• **Directions for this task**: Pick each line containing "Estimated" out of the records.

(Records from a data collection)
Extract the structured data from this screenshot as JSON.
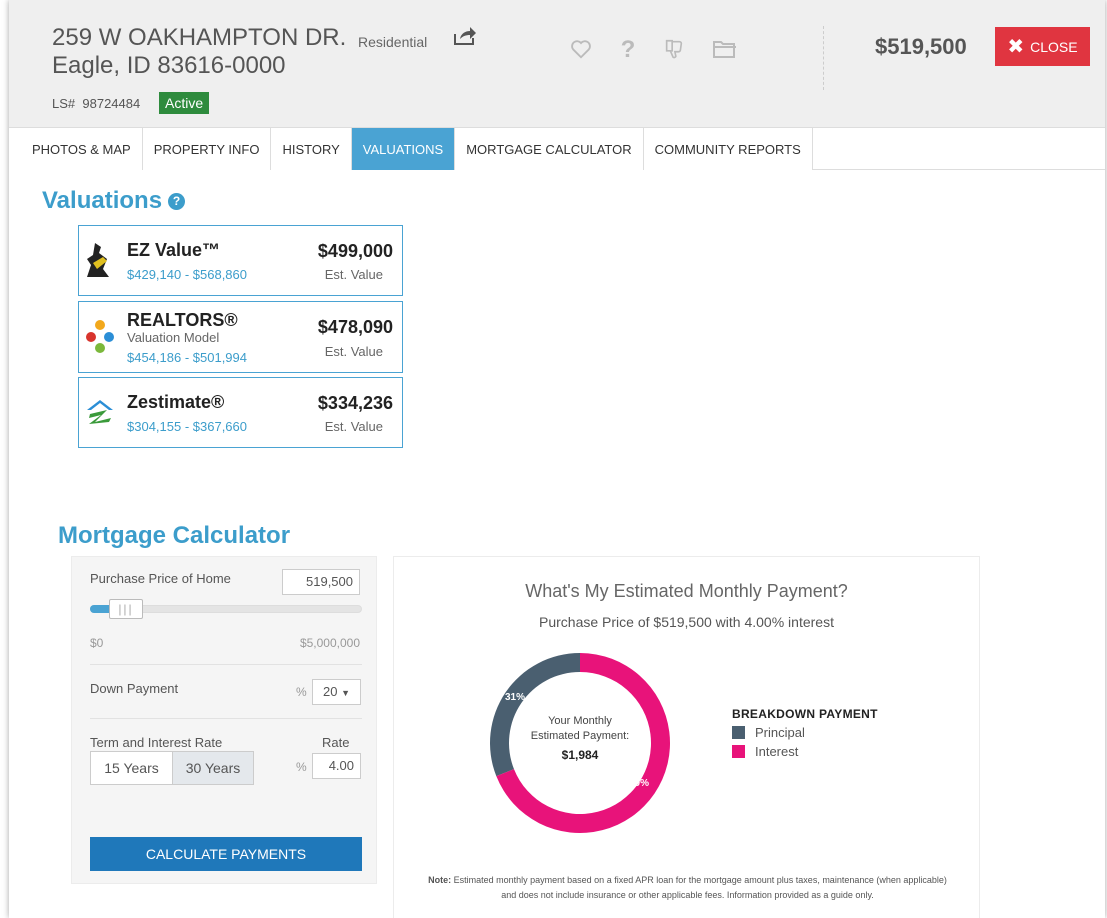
{
  "header": {
    "address_line1": "259 W OAKHAMPTON DR.",
    "property_type": "Residential",
    "address_line2": "Eagle, ID 83616-0000",
    "listing_label": "LS#",
    "listing_number": "98724484",
    "status": "Active",
    "price": "$519,500",
    "close_label": "CLOSE",
    "icons": [
      "share-icon",
      "heart-icon",
      "question-icon",
      "thumbs-down-icon",
      "folder-icon",
      "close-icon"
    ]
  },
  "tabs": [
    {
      "label": "PHOTOS & MAP",
      "active": false
    },
    {
      "label": "PROPERTY INFO",
      "active": false
    },
    {
      "label": "HISTORY",
      "active": false
    },
    {
      "label": "VALUATIONS",
      "active": true
    },
    {
      "label": "MORTGAGE CALCULATOR",
      "active": false
    },
    {
      "label": "COMMUNITY REPORTS",
      "active": false
    }
  ],
  "valuations": {
    "title": "Valuations",
    "help_glyph": "?",
    "cards": [
      {
        "name": "EZ Value™",
        "subtitle": "",
        "range": "$429,140 - $568,860",
        "amount": "$499,000",
        "est_label": "Est. Value"
      },
      {
        "name": "REALTORS®",
        "subtitle": "Valuation Model",
        "range": "$454,186 - $501,994",
        "amount": "$478,090",
        "est_label": "Est. Value"
      },
      {
        "name": "Zestimate®",
        "subtitle": "",
        "range": "$304,155 - $367,660",
        "amount": "$334,236",
        "est_label": "Est. Value"
      }
    ]
  },
  "mortgage": {
    "title": "Mortgage Calculator",
    "purchase_label": "Purchase Price of Home",
    "purchase_value": "519,500",
    "slider_min": "$0",
    "slider_max": "$5,000,000",
    "slider_fraction": 0.1039,
    "down_label": "Down Payment",
    "down_unit": "%",
    "down_value": "20",
    "term_label": "Term and Interest Rate",
    "rate_label": "Rate",
    "rate_unit": "%",
    "rate_value": "4.00",
    "term_15": "15 Years",
    "term_30": "30 Years",
    "term_selected": "30 Years",
    "calculate_label": "CALCULATE PAYMENTS"
  },
  "payment": {
    "title": "What's My Estimated Monthly Payment?",
    "subtitle": "Purchase Price of $519,500 with 4.00% interest",
    "center_line1": "Your Monthly",
    "center_line2": "Estimated Payment:",
    "center_amount": "$1,984",
    "legend_title": "BREAKDOWN PAYMENT",
    "principal_label": "Principal",
    "interest_label": "Interest",
    "principal_pct_label": "31%",
    "interest_pct_label": "69%",
    "note_bold": "Note:",
    "note_text": "Estimated monthly payment based on a fixed APR loan for the mortgage amount plus taxes, maintenance (when applicable) and does not include insurance or other applicable fees. Information provided as a guide only.",
    "colors": {
      "principal": "#4a5f70",
      "interest": "#e8137a"
    }
  },
  "chart_data": {
    "type": "pie",
    "categories": [
      "Principal",
      "Interest"
    ],
    "values": [
      31,
      69
    ],
    "title": "What's My Estimated Monthly Payment?",
    "legend": "right"
  }
}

• **Solution below**:
    "title": "What's My Estimated Monthly Payment?",
    "center_line2": "Estimated Payment:",
    "note_text": "Estimated monthly payment based on a fixed APR loan for the mortgage amount plus taxes, maintenance (when applicable) and does not include insurance or other applicable fees. Information provided as a guide only.",
    "title": "What's My Estimated Monthly Payment?",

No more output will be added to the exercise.